But no matter what, tomorrow I get another chance to make the dream happen.
(Cue Annie theme song)


  1. You rock. I think this is Rob, yes? I am inspired by you and I think you're great and your honesty is refreshing. Yes, tomorrow is another day. And as for habit forming: 21 days in a row. that's all it takes. Be good to you; start with that habit. You've got this. You're already there. Great post. -Molly

  2. Thanks Leona!

    Molly, I guess I should put my name on this, huh? Maybe that was a subconscious choice. Get Freud on the line! He's what? Oh, never mind.

    I appreciate the kind words and I'm going to overcome my brain's sabotage. I'm learning that it just takes some work and positivity, which I'm pretty sure I have. Somewhere. :)

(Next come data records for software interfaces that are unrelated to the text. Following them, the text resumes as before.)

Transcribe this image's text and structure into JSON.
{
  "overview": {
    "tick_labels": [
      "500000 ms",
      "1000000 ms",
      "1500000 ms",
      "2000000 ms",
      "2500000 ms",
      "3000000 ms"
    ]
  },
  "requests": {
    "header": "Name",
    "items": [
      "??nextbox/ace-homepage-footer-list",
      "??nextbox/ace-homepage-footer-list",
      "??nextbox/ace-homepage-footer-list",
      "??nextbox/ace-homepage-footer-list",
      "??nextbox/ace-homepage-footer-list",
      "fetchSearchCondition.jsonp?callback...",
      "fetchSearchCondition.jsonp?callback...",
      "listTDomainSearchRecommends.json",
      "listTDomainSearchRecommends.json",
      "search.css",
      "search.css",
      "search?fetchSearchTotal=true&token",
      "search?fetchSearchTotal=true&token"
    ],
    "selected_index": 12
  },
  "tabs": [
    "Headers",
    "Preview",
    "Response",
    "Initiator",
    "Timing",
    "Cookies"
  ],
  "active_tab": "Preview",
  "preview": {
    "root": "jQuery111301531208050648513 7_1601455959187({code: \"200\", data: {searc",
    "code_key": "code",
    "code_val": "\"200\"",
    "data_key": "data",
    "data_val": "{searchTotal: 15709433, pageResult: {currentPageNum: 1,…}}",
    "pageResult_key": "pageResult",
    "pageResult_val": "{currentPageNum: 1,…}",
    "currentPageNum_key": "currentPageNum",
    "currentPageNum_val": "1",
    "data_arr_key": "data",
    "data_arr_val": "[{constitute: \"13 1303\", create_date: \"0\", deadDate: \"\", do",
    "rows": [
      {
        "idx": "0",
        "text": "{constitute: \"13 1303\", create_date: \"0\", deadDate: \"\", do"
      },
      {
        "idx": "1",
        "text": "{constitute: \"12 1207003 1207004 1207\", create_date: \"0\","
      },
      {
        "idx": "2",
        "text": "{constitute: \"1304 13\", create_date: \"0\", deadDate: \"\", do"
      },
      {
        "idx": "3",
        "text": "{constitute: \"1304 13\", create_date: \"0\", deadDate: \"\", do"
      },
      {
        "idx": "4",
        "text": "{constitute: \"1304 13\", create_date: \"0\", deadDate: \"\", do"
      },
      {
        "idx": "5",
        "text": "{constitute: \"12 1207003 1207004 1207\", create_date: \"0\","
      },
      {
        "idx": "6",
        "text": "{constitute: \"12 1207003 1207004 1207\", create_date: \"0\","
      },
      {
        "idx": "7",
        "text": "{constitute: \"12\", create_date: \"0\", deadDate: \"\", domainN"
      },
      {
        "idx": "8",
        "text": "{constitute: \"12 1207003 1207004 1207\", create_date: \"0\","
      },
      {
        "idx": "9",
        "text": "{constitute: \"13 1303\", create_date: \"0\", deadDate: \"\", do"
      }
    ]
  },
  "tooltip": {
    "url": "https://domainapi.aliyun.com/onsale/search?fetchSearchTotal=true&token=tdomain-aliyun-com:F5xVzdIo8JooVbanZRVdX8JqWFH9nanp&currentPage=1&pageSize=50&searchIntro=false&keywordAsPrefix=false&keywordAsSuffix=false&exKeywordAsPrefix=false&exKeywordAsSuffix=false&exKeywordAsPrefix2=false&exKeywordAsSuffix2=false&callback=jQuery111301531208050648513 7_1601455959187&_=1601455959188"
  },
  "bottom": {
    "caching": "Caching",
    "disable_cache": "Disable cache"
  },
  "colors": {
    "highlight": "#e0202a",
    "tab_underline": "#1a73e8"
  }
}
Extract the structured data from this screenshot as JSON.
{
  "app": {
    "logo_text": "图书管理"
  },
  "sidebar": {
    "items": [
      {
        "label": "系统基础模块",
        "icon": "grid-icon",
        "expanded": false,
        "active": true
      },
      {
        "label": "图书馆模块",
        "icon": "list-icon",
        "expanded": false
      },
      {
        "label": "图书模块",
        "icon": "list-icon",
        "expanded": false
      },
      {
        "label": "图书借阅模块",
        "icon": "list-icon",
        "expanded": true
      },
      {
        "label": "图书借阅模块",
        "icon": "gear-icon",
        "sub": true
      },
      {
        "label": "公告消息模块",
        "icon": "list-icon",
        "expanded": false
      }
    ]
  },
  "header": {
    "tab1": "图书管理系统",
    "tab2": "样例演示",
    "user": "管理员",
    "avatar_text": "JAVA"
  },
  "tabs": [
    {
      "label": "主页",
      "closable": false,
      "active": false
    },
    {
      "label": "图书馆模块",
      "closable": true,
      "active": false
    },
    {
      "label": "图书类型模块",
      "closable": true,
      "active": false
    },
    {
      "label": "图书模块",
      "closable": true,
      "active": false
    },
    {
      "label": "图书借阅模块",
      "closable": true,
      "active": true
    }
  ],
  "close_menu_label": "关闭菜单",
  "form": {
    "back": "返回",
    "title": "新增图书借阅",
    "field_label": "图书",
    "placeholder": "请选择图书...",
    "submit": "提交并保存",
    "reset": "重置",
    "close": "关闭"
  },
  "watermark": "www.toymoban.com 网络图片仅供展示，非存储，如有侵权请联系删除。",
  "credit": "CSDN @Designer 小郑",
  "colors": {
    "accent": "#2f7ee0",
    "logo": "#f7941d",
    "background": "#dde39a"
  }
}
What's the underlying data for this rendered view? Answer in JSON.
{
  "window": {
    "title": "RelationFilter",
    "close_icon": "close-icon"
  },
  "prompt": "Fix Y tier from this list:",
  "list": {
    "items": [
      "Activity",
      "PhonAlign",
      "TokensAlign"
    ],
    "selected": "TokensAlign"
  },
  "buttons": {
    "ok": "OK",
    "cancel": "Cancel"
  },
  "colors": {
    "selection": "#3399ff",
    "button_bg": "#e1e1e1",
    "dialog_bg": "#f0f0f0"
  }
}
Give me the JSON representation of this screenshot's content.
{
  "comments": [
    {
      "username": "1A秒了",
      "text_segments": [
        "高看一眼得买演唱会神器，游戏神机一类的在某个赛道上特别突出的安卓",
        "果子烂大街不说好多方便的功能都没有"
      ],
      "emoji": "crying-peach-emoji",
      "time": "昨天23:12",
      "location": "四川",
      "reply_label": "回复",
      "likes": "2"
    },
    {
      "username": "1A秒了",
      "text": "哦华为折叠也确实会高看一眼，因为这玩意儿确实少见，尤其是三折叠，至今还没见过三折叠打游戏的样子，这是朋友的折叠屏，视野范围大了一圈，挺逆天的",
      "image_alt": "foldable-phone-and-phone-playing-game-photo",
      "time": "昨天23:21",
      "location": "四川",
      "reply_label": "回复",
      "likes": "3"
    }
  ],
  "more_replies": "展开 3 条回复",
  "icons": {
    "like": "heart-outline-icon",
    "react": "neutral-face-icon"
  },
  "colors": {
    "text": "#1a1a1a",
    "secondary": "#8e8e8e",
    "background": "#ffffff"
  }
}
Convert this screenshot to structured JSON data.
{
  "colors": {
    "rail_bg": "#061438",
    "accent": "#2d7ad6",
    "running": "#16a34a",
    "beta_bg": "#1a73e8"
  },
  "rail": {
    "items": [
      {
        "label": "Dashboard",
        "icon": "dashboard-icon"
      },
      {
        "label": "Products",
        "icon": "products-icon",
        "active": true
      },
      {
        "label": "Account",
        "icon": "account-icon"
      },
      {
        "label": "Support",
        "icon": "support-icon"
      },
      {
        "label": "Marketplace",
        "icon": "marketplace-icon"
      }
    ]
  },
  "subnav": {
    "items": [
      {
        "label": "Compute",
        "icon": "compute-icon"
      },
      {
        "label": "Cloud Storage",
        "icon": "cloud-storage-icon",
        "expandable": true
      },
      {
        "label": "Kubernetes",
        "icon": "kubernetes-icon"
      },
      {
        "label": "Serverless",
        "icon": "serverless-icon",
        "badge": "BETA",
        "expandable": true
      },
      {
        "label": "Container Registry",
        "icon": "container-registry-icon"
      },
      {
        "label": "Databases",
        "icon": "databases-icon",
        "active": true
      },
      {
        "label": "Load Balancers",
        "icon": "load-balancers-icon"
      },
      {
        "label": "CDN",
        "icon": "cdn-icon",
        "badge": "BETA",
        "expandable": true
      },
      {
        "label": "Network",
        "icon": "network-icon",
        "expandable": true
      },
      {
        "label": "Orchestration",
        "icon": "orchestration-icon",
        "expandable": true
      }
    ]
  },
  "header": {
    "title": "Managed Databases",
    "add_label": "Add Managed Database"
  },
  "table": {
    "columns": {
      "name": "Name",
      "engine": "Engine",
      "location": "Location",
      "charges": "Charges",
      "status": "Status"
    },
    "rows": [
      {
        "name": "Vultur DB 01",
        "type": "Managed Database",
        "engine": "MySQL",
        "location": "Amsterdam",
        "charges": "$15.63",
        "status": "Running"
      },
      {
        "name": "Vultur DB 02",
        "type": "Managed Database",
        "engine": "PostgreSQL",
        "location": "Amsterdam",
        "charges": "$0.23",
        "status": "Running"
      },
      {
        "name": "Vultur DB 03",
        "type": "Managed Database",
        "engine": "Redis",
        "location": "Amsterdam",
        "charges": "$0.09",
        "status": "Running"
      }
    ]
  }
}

  3. I feel for you, Rob, and I'm slightly jealous you're able to actually get yourself moving in the mornings. I'm terrible at it and currently keeping hours generally associated with very lazy college students and some criminals. I think it's great you've figured out that part of the trick is to take it one small victory at a time. You got up! That's the goal! And once that's the really good habit you want it to be, you can make a follow-up habit. I think people don't always think about how they can build their habits like that.

  4. I'm so glad you don't doubt me Rob! LOoooove the cup.